“Education consists mainly of what we have unlearned.” — Mark Twain
Here’s something I picked up when I was listening to a few interviews about a screenwriting book called, Dan O’Bannon’s Guide to Screenplay Structure. Okay, okay… so I technically didn’t read the book but I was curious enough to look into it. And guess what? The curiosity paid off when co-writer, Matt Lohr, dropped a few teases from the book.
Please note I’m not truly regurgitating the information here. Most of this, is me filling in the blanks. If what is in the actual book different from what is said here, it’s just me misinterpreting the clues.
If you’re also a novice screenwriter, this might be a good purchase. The book supposedly has an overview of the other screenwriting gurus before stepping into Dan O’Bannon’s way. And if you don’t know who Dan O’Bannon is and why you should consider his opinions, here’s a sampler of his output: Alien, The Return of the Living Dead, Total Recall, Dark Star, Screamers, Lifeforce and some other B-horror goodies.
So let’s jump to it.
If you ever had problems with a main character who was lazy and inactive until they had a more colorful bad guy throwing obstacles after obstacles at them… then maybe it’s time to unlearn the terms “protagonist” and “antagonist” and opt for something different. Instead, think of them as the positive antagonist and the negative antagonist.
Thinking in these terms, makes it feel like the two opposing forces are now actively gunning after each other. Like two chess grandmasters trying to outwit each other at every move… actively reacting and responding to the other’s actions.

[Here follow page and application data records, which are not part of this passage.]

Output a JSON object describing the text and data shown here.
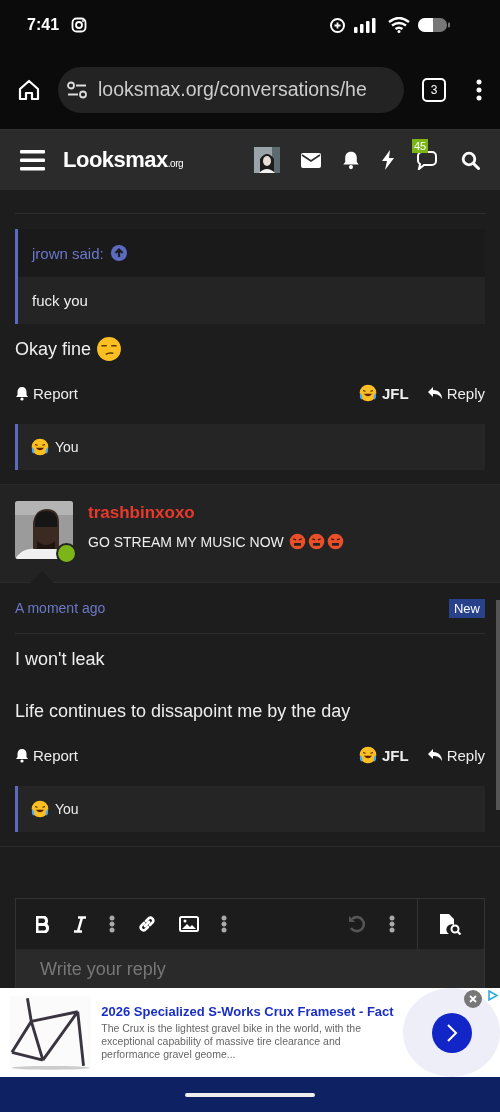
{
  "status_bar": {
    "time": "7:41"
  },
  "browser": {
    "url": "looksmax.org/conversations/he",
    "tab_count": "3"
  },
  "site_header": {
    "logo": "Looksmax",
    "logo_suffix": ".org",
    "notification_count": "45"
  },
  "messages": [
    {
      "quote": {
        "author": "jrown said:",
        "text": "fuck you"
      },
      "lines": [
        {
          "text": "Okay fine",
          "emojis": [
            {
              "kind": "unamused"
            }
          ]
        }
      ],
      "actions": {
        "report": "Report",
        "reaction": "JFL",
        "reply": "Reply"
      },
      "reactions": "You"
    },
    {
      "author": "trashbinxoxo",
      "status": "GO STREAM MY MUSIC NOW",
      "status_emojis": [
        {
          "kind": "cursing"
        },
        {
          "kind": "cursing"
        },
        {
          "kind": "cursing"
        }
      ],
      "online": true,
      "time": "A moment ago",
      "badge": "New",
      "lines": [
        {
          "text": "I won't leak"
        },
        {
          "text": "Life continues to dissapoint me by the day"
        }
      ],
      "actions": {
        "report": "Report",
        "reaction": "JFL",
        "reply": "Reply"
      },
      "reactions": "You"
    }
  ],
  "editor": {
    "placeholder": "Write your reply",
    "undo_disabled": true
  },
  "ad": {
    "title": "2026 Specialized S-Works Crux Frameset - Fact",
    "text": "The Crux is the lightest gravel bike in the world, with the exceptional capability of massive tire clearance and performance gravel geome..."
  }
}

Raiders of the Lost Ark is probably the perfect example to use (perhaps too perfect). Here we have the positive antagonist and negative antagonist in the form of Indiana Jones and René Belloq. They’re rival archaeologists with contrasting beliefs and methods and they both have the same goal — the search for the Ark of the Covenant. Now this doesn’t mean they have to be in the same occupation but it’s a good example if they were.
Alien is another you could look into for a learning experience. Here you have the crew of Nostromo pitted against the Alien. The goal in this movie is more primal since it’s basically the survival of the fittest.
Dan O’Bannon also employed a concept called hedonic adaptation (or hedonic treadmill) when it came time to map out how these two antagonists would interact. It relates directly to the dynamics of how to gradually build toward a satisfying climax that doesn’t make your viewer go, “That’s it? All this for THAT?!” I’m just saying now that it’s going to be a lot of guess work and reading up on the Wikipedia entry. Since it’s mainly a psychology concept, it may take a bit to connect the dots.
For now, enjoy the two antagonists.